*Exercise instructions:* Copy out, from the entries below, each line that holds the string "Posição".

Stored data

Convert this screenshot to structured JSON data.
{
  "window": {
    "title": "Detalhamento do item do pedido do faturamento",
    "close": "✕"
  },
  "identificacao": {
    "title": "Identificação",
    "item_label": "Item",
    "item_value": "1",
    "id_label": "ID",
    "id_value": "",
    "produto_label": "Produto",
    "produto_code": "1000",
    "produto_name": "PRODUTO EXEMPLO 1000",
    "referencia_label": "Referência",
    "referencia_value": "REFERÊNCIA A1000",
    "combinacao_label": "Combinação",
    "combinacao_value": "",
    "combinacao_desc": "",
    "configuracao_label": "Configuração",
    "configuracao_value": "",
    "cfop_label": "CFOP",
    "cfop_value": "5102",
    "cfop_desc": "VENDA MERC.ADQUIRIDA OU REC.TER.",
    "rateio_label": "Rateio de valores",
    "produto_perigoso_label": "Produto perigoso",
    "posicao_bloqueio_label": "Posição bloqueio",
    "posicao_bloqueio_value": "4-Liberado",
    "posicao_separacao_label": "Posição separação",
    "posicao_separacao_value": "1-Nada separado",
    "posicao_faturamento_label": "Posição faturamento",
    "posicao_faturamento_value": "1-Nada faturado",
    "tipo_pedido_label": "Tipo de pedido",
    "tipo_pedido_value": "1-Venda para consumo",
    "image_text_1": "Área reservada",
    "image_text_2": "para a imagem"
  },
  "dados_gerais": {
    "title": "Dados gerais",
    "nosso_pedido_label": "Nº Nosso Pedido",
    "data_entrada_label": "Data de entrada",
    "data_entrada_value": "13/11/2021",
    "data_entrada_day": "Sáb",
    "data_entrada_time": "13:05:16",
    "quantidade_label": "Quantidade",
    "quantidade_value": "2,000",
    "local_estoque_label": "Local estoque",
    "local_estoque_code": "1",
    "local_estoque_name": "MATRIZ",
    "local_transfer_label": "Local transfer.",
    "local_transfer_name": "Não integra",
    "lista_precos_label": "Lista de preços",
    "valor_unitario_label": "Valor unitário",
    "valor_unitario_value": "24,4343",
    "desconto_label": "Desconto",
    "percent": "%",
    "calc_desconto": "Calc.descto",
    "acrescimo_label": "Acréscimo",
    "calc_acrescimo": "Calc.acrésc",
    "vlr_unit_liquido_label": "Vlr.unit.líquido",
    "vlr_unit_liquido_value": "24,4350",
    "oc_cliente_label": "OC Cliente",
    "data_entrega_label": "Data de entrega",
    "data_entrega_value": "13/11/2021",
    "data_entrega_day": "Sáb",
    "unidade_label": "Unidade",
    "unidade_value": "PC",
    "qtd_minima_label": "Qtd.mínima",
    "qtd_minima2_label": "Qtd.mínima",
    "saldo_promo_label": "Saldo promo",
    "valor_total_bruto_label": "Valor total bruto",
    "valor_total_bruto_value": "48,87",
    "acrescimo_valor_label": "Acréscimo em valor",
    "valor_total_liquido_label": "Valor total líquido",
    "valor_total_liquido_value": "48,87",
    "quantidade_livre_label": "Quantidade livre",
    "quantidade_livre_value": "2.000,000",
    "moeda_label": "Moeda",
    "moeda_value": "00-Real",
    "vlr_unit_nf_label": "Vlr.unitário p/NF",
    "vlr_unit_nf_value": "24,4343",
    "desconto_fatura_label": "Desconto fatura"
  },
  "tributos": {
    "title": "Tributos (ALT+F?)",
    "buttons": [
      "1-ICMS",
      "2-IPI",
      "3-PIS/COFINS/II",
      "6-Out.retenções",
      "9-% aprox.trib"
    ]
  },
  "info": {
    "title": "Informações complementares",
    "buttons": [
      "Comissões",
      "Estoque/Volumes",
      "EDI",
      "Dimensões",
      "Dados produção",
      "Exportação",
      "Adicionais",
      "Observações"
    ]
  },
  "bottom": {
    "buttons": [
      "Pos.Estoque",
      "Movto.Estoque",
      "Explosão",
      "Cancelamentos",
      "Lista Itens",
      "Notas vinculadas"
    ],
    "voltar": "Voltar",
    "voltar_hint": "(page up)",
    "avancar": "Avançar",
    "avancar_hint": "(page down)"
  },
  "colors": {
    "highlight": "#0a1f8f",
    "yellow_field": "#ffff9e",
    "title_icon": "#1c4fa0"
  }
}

*Solution to this exercise:*
    "posicao_bloqueio_label": "Posição bloqueio",
    "posicao_separacao_label": "Posição separação",
    "posicao_faturamento_label": "Posição faturamento",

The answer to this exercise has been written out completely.